A conversation with the Venerable Fulton J. Sheen on his birthday

By Tom Quiner

[My ‘conversation’ with the late, great Archbishop Fulton Sheen on the subject of freedom continues.]
QUINER: Today is your birthday. Even though you now reside in heaven, allow me to wish you warm birthday greetings. Let’s take up our conversation from where we left off last time [“Love God, and then do whatever your please.”] We’ve been discussing the relationship between ‘freedom’ and ‘love’. What is the risk to us if we reject love?
ARCHBISHOP SHEEN:  An interesting insight into love is this -— that, to just the extent that we reject love, we lose our gifts.
QUINER: How is that?

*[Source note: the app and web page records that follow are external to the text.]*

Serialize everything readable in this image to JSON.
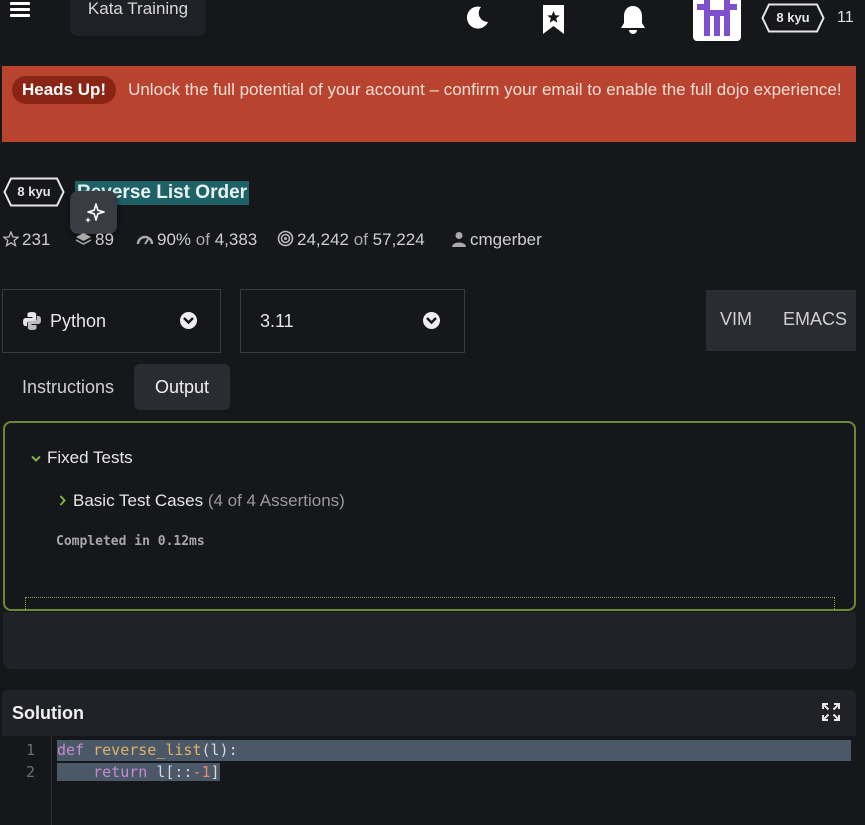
{
  "header": {
    "app_label": "Kata Training",
    "user_rank": "8 kyu",
    "honor": "11"
  },
  "banner": {
    "tag": "Heads Up!",
    "message": "Unlock the full potential of your account – confirm your email to enable the full dojo experience!"
  },
  "kata": {
    "rank": "8 kyu",
    "title": "Reverse List Order",
    "stars": "231",
    "collections": "89",
    "satisfaction": "90%",
    "satisfaction_of": "of",
    "satisfaction_votes": "4,383",
    "completed": "24,242",
    "completed_of": "of",
    "attempts": "57,224",
    "author": "cmgerber"
  },
  "language": {
    "selected": "Python"
  },
  "version": {
    "selected": "3.11"
  },
  "editor_modes": {
    "vim": "VIM",
    "emacs": "EMACS"
  },
  "tabs": {
    "instructions": "Instructions",
    "output": "Output"
  },
  "output": {
    "group": "Fixed Tests",
    "test_name": "Basic Test Cases",
    "assertions": "(4 of 4 Assertions)",
    "completed": "Completed in 0.12ms"
  },
  "solution": {
    "title": "Solution",
    "lines": [
      {
        "num": "1",
        "kw": "def",
        "fn": "reverse_list",
        "rest": "(l):"
      },
      {
        "num": "2",
        "kw": "return",
        "body": "l[::",
        "num_lit": "-1",
        "close": "]"
      }
    ]
  },
  "colors": {
    "background": "#16171b",
    "banner": "#b8432f",
    "output_border": "#6d8a2e",
    "title_highlight": "#1e6166"
  }
}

ARCHBISHOP SHEEN: No refugee from Russia sends a gift back to a dictator; God’s gifts, too, are dependent on our love. Adam and Eve could have passed on to posterity extraordinary gifts of body and soul had they but loved. They were not forced to love; they were not asked to say, “I love,” because words can be empty; they were merely asked to make an act of choice between what is God’s and what is not God’s, between the choices symbolized in the alternatives of the garden and the tree.
If they had had no freedom, they would have turned to God as the sunflower does to the sun; but, being free, they could reject the whole for the part, the garden for the tree, the future joy for the immediate pleasure. The result was that mankind lost those gifts that God would have passed on to it, had it only been true in love.
QUINER: How can we get these gifts restored?
ARCHBISHOP SHEEN: What concerns us now is the restoration of these gifts through another act of freedom.
God could have restored man to himself by simply forgiving man’s sin, but then there would have been mercy without justice.
The problem confronting man was something like that which confronts an orchestra leader. The score is written and given to an excellent director. The musicians, well skilled in their art, are free to follow the director or to rebel against him.
Suppose that one of the musicians decides to hit a wrong note.
QUINER: As a musician myself, I plead ‘guilty’!
ARCHBISHOP SHEEN: The director might do either of two things: either he might ignore the mistake, or he might strike his baton and order the measure to be replayed. It would make little difference, for that note has already gone winging into space, and since time cannot be reversed, the discord goes on and on through the universe, even to the end of time.
Is there any possible way by which this voluntary disharmony can be stopped? Certainly not by anyone in time. It could be corrected on condition that someone would reach out from eternity, would seize that note in time and arrest it in its mad flight. But would it still not be a discord? No, it could be made the first note in a new symphony and thus be made harmonious!
QUINER: Beautiful!
ARCHBISHOP SHEEN: When our first parents were created, God gave them a conscience, a moral law, and an original justice. They were not compelled to follow Him as the director of the symphony of creation. Yet they chose to rebel, and that sour note of original revolution was passed on to humanity, through human generation.
How could that original disorder be stopped?
It could be arrested in the same way as the sour note, by having eternity come into time and lay hold of a man by force, compelling him to enter into a new order where the original gifts would be restored and harmony would be the law. But this would not be God’s way, for it would mean the destruction of human freedom. God could lay hold of a note, but He could not lay hold of a man by force without abusing the greatest gift that He gave to man -— namely, freedom, which alone makes love possible.
QUINER: This is getting good, Archbishop Sheen. But I understand that out newest saints, John XXIII and John Paul the Great, have planned a birthday party for you. We will take up this conversation again soon. Once again, happy birthday Venerable Fulton J. Sheen.
[Check back for more ‘conversations’ with Archbishop Fulton Sheen as Quiner’s Diner features another excerpt from his book, “The World’s First Love.”]